A man once told me how he had this group of friends whose company he enjoyed so much, in spite of the fact that these friends would always swear and get drunk. Though he loved them, they were having a bad influence on him for years. It was only when one of his friends crossed the line, making a comment that was so insulting, that it was over. The ending of the friendships was painful, but they had to die. And it led to amazing spiritual friendships, more life-giving relationships, with men at his parish.
Saints often become the exemplary figure of what their opposite problem used to be. St. Peter, who struggled with wavering, suffered and became the rock of the Church; St. Augustine struggled with lust, but went on to have such a pure heart for God; and St. Francis de Sales became the saint of gentleness, even though he had a bad temper (Fr. Joseph Esper, Saintly Solutions, 4). What’s your greatest problem? What’s the opposite virtue? There’s your path to holiness.
I’ve encountered many death experiences in my life: 1) A fundamental death experience of all my personal dreams was when I accepted God’s call to be celibate when I was 19; but the resurrection was so great, the freedom to love, the closeness to Jesus, such deep happiness that I’ve only once felt lonely in my priesthood. 2) In Rome, I got a degree in Canon Law; but my degree is really in suffering. I was so afraid of looking like a failure when I asked permission to leave. But it was the right thing to do and I had to let my worry about what other people thought die. Coming back to Vancouver was glorious. When my mom picked me up from the airport, I turned on the radio station. It was English, and they were playing YMCA, and I turned it up! I don’t even like that song, but it sounded so good. However, the real resurrection was that I came back so much stronger. I was less concerned about what people thought! I also let my naïveté die. I saw so many negative things in the Church there that I realized that I have to fight for what’s right. I want to become a saint and I don’t have time to waste.

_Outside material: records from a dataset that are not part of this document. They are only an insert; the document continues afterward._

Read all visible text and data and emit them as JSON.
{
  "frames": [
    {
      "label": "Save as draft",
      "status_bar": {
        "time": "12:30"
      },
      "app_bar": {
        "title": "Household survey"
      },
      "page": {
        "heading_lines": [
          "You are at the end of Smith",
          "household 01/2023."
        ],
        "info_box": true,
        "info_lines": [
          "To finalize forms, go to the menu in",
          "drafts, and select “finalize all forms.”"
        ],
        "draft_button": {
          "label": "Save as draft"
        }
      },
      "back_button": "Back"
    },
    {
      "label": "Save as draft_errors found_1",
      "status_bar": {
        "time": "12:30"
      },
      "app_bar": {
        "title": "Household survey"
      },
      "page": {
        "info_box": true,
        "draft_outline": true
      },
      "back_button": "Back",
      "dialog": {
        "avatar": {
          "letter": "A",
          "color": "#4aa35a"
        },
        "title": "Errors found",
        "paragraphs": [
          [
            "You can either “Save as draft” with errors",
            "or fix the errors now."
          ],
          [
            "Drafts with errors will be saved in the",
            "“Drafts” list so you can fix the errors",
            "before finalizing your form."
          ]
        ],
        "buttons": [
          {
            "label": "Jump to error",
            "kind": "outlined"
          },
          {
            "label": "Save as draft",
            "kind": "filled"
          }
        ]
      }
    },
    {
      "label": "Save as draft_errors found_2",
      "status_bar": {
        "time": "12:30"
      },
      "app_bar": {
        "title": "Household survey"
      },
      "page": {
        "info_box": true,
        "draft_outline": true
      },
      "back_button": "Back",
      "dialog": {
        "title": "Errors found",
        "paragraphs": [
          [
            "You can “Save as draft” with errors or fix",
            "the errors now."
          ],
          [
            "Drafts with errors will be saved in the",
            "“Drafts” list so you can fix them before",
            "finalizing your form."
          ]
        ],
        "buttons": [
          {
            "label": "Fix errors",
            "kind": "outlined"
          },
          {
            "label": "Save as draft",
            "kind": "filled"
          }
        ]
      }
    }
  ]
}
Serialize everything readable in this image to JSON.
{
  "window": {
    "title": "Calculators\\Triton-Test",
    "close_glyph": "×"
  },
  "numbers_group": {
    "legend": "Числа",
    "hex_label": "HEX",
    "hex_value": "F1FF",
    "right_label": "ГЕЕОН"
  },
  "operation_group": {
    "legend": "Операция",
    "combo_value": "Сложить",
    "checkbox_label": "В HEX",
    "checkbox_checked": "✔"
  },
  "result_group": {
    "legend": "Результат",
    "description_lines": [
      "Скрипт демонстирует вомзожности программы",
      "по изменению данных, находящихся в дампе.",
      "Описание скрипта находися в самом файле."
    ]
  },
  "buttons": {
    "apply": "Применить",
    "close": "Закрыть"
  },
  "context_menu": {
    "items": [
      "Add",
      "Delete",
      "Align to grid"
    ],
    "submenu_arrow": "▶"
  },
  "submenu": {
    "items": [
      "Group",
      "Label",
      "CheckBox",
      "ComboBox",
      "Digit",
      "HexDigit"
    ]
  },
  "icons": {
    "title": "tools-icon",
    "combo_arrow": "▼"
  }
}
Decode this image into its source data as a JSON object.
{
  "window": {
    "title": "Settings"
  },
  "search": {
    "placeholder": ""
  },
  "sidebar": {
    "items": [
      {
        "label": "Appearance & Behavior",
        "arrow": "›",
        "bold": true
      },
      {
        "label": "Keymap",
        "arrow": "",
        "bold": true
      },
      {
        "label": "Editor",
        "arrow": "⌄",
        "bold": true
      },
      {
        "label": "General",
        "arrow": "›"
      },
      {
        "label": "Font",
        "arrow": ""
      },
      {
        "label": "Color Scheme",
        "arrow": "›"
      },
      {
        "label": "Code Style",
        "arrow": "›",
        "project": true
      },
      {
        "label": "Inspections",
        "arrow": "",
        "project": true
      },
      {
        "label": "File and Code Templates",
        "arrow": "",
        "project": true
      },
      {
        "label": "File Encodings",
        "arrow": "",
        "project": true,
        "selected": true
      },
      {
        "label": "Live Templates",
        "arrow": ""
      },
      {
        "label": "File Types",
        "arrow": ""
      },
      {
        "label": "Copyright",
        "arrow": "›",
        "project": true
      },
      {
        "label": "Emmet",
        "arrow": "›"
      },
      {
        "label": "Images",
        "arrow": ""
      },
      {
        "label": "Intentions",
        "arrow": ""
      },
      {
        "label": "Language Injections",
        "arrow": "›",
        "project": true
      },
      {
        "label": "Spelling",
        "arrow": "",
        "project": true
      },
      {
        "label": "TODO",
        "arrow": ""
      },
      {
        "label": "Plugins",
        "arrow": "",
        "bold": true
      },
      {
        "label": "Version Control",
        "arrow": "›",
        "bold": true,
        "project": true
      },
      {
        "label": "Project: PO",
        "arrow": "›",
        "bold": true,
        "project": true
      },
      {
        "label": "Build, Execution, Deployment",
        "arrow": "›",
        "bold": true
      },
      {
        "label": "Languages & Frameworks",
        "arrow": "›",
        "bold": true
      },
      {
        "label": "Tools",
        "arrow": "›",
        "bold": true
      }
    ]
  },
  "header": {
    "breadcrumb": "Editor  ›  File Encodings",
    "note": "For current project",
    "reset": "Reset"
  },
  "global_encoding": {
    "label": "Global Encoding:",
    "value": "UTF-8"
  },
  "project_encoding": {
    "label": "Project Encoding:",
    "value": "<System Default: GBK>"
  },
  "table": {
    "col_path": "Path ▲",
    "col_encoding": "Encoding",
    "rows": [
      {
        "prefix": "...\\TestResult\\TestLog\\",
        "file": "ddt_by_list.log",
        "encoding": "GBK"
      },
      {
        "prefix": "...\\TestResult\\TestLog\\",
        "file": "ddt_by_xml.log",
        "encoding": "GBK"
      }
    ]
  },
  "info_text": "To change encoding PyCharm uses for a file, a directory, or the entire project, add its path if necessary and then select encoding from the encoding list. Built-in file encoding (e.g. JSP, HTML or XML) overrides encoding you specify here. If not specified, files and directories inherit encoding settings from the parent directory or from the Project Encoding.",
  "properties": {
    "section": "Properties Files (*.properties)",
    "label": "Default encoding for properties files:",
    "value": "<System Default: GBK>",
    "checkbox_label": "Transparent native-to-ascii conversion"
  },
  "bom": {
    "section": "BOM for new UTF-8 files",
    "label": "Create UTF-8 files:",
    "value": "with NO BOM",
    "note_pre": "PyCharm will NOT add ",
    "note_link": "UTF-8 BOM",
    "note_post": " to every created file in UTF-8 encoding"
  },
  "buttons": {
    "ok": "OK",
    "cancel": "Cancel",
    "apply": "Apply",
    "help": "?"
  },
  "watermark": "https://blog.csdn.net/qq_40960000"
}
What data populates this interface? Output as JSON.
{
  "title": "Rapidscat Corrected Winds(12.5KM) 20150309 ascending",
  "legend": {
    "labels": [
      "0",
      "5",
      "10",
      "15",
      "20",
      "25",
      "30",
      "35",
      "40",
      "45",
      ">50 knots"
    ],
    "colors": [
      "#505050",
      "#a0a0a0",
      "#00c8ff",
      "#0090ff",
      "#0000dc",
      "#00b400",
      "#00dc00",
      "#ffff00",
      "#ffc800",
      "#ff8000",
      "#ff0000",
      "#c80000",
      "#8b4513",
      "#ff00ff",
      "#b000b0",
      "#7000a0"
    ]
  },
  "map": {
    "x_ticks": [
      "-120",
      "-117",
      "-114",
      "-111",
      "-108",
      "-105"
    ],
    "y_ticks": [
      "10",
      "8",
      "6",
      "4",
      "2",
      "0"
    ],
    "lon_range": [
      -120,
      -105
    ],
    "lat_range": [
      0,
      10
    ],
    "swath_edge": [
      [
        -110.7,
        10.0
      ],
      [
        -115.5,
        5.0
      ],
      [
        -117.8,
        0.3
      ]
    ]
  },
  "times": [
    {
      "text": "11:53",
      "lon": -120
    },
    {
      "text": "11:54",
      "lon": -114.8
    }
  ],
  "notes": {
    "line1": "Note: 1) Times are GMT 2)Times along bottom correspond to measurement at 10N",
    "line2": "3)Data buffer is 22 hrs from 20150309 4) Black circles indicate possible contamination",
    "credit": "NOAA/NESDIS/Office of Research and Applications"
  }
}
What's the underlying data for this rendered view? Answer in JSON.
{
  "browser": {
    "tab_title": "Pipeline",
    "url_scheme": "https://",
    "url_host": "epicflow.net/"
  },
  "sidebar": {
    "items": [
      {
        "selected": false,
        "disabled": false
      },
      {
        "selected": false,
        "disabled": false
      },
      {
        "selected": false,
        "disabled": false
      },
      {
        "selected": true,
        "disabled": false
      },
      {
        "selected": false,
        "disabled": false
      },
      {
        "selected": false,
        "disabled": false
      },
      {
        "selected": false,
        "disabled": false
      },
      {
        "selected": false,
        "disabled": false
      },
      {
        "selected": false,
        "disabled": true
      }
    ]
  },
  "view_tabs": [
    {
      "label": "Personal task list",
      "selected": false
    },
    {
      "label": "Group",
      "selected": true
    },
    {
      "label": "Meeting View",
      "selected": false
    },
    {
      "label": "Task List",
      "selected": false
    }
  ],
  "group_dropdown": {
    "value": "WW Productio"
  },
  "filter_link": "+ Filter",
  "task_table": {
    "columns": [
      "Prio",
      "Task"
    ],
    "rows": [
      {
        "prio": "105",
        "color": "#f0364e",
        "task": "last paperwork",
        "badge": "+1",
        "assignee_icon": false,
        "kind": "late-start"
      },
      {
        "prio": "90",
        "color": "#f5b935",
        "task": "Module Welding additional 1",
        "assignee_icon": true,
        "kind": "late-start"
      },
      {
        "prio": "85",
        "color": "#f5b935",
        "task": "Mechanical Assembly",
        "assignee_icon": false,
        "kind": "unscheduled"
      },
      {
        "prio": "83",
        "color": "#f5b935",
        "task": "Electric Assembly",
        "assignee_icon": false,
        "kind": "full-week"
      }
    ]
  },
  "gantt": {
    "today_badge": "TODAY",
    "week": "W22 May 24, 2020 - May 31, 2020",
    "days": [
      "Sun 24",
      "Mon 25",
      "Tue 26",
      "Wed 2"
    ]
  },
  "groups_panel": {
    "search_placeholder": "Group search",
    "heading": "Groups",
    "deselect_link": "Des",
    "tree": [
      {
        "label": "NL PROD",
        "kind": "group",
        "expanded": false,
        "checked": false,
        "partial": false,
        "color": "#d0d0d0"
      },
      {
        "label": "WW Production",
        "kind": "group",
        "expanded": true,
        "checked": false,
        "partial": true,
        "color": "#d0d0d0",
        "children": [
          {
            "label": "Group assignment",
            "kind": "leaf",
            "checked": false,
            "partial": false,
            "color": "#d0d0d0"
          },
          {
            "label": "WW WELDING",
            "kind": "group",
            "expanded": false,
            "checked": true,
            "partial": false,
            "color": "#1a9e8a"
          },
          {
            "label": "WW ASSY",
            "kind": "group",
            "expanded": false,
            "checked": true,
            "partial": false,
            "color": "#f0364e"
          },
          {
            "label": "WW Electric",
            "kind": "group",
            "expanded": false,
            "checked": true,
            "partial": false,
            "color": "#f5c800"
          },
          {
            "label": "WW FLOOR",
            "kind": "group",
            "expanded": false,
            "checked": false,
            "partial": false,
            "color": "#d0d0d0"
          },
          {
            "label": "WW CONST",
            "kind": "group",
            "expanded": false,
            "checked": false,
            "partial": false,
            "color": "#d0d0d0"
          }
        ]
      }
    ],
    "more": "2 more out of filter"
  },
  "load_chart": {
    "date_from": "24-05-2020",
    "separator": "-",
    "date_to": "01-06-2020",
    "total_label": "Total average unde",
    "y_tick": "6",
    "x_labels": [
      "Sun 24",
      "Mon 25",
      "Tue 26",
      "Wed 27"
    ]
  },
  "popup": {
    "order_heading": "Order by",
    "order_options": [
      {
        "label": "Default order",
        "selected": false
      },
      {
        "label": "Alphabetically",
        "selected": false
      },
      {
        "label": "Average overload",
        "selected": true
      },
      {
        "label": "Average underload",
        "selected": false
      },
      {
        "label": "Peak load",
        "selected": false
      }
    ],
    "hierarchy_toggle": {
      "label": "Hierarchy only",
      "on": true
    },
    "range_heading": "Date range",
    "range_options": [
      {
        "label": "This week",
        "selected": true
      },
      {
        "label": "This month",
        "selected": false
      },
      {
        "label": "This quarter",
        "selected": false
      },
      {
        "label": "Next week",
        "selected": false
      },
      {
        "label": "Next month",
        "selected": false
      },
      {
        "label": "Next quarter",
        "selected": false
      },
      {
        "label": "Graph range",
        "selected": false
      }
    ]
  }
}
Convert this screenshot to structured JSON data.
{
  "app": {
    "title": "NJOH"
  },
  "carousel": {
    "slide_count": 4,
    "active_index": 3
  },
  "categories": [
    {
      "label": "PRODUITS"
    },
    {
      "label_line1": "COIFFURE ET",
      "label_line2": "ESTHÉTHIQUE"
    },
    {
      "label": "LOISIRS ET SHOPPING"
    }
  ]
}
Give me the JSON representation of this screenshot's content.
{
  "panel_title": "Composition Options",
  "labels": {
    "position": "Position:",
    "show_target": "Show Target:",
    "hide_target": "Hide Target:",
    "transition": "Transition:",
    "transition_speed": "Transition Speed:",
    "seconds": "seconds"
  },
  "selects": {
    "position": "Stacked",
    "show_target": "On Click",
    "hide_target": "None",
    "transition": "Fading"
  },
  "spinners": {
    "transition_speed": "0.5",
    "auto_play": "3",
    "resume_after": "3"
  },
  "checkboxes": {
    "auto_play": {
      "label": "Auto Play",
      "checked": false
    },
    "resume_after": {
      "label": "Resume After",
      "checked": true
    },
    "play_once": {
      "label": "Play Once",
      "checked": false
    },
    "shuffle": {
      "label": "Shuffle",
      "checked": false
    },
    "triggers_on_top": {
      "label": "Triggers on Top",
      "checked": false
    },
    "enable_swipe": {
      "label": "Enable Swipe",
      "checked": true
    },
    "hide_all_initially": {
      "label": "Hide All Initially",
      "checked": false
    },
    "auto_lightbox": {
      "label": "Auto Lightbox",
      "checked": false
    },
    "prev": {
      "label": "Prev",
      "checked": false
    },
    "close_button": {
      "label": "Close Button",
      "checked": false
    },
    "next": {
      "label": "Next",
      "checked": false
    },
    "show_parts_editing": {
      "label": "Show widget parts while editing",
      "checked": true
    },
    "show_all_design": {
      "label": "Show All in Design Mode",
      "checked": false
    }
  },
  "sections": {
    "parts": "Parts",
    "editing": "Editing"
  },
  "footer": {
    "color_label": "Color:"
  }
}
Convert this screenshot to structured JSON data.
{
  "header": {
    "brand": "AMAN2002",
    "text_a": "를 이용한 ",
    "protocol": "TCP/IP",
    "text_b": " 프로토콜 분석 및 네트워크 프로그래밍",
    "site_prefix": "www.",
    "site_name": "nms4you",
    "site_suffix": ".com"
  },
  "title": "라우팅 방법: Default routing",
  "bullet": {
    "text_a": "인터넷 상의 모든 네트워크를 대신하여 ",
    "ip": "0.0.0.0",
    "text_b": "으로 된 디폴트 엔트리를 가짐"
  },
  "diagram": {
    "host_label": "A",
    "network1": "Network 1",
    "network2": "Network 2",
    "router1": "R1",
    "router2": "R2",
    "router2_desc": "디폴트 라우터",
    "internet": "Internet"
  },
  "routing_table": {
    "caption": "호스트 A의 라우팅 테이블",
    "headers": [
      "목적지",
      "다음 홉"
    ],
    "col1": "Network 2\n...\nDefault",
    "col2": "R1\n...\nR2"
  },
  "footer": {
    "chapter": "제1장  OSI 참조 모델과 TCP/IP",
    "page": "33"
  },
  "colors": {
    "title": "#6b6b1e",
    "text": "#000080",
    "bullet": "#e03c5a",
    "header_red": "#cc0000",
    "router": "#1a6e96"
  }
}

So, how do we respond? Imitate St. Martha’s faith. Could we do the following, please? 1) Ask for help. 2) St. Martha knew Jesus could have saved her brother from death, but didn’t complain that He didn’t; 3) she knew that Jesus could still raise Lazarus, but didn’t expect a miracle right now, according to her timing. 4) When Jesus asked her if she believed that He is the Resurrection, meaning, to believe in Him is life, she said, “Yes!” Believe in Jesus’ love and plan for you.
Let’s say the virus and social distancing last for three more months. Where does God want us to be on July 1? He doesn’t just want us to go back to the way things were, He wants things to get better than before. God always goes forward.
At our parish, God has given us four elements to our parish vision: the Eucharist, sainthood, loving like Jesus, and proclaiming Him. In three months, this is one rallying cry: We want to be closer, holier, stronger, bolder. ‘Closer’ meaning to Jesus in the Eucharist, especially in the heart; ‘holier’ meaning like the saints; ‘stronger’ because the word ‘loving-er’ doesn’t exist, but also because growth in love requires courage; ‘bolder’ because evangelization always means more boldness.
When we reflect on these truths, we can say, “Lord, it’s still painful. But, I understand better now. With You, I can go forward.” Something has to die so that something can come to life.